Sure, it uses Flash which, as we all know, is a little old school for the HTML 5 up-and-comers. And sure, it sometimes hiccups on a Mac configuration or two (what Flash application doesn't?). But SlideRocket, the topic of this particular Apps Roulette feature, would be a strong competitor to PowerPoint 2010 if it was just a standalone desktop application. As the web-based tool that it is, though, SlideRocket is unbelievably good.
SlideRocket recently became available for single sign on via Google Apps through their Apps Marketplace. Although you can subscribe to it on its own without being a Google Apps customer, the single sign on is handy for organizations since it allows users to immediately have access to the resource via Google Apps. Because SlideRocket can import Google Presentations, it also seamlessly accesses any existing presentations in a user's Google Apps account.
It's worth noting that I really like Google Presentations. It can't compete with PowerPoint (particularly 2010, which is both richer and more web-aware than any previous version by a long shot), but works perfectly well for creating, sharing, and viewing presentations online. Unless I need a presentation to really pop, it's what I use almost exclusively. However, once you use SlideRocket, you probably won't ever bother with Google Presentations again. In an ideal world, in fact, Google would buy SlideRocket and simply replace Presentations with it.
Next: Click here for a demo and the rest of my review »
Not surprisingly, the marketing folks at SlideRocket do a better job than I could of explaining the features of SlideRocket. Check out the demo below, created, by the way, in SlideRocket:
Unlike Google Presentations, SlideRocket is not included for free in Google Apps. Of course, you get what you pay for, right? There is a free version that gives access to all of the cool authoring tools and allows for publishing either via embedding on a website or sharing a URL, but is quite limited in terms of file sizes and excludes the collaboration features that are arguably SlideRocket's most powerful.
These features, namely the creation of shared asset and slide libraries that can easily be used and reused, as well as the web meeting capabilities driven around SlideRocket presentations, are why most groups would look to the $24/user/month plan (discounted at $240/user/year). There are also volume and educational discounts that SlideRocket negotiates individually.

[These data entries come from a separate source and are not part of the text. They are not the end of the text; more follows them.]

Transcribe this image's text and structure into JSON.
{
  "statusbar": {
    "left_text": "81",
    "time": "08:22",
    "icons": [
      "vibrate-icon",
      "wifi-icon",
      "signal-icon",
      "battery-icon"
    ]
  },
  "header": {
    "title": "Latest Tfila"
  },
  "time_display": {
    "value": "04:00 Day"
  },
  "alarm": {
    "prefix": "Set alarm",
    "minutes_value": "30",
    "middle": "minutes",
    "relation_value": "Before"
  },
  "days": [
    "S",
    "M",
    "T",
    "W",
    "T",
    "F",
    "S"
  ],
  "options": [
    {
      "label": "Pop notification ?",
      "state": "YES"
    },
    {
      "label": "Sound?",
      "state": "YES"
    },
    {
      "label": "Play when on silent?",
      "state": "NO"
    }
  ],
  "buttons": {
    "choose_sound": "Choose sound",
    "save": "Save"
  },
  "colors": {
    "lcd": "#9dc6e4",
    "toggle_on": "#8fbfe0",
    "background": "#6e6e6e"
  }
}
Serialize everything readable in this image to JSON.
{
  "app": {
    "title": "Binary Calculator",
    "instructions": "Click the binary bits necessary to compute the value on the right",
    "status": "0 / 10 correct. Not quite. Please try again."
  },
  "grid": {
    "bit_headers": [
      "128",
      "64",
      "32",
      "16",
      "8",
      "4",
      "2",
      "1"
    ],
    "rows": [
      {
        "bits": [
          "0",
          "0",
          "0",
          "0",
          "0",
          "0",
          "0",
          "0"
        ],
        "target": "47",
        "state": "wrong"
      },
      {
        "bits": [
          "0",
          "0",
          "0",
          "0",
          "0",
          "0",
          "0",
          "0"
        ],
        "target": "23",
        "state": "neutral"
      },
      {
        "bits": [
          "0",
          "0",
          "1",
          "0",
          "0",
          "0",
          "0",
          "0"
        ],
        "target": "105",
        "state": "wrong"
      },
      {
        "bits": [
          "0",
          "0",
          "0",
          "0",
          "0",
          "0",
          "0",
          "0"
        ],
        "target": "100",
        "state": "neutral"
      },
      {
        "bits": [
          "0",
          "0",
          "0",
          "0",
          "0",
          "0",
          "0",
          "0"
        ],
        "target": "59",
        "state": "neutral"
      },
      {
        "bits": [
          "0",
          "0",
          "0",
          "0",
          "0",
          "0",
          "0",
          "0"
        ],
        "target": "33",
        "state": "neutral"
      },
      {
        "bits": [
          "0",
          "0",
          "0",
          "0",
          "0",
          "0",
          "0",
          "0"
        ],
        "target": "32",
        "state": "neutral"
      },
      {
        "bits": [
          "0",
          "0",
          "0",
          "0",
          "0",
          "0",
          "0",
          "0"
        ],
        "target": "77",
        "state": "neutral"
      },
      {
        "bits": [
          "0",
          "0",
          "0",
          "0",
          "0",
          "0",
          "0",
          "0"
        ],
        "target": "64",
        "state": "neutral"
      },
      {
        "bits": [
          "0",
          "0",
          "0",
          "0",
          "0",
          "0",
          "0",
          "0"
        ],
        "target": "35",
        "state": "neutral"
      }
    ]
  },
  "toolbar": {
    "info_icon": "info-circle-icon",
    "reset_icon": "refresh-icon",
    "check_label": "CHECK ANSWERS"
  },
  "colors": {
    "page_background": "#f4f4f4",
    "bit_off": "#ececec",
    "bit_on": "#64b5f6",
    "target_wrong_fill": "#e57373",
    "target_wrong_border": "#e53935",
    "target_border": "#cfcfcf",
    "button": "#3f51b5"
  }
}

While this seems pricey, especially when you are already paying $50/user/year for Apps and have most likely licensed Microsoft Office too, it's competitive with WebEx pricing, meaning that if you don't need the desktop sharing tools in WebEx, then SlideRocket can be a single solution for presentation creation, hosting, presentation, collaboration, and interactive meetings around a presentation (including audio).
Slideshows can even be presented while offline using their free desktop client that syncs copies of your shows to your computer.
This is powerful stuff, folks, and as many users have noted, SlideRocket is what Google Presentations should have been. This is among the richest, most user-friendly web applications I've encountered and, for organizations that depend on presentations to grow and sustain their businesses, this takes cloud-based presentation tools to a level that Google Presentations, Zoho, and Office Web Apps simply can't match.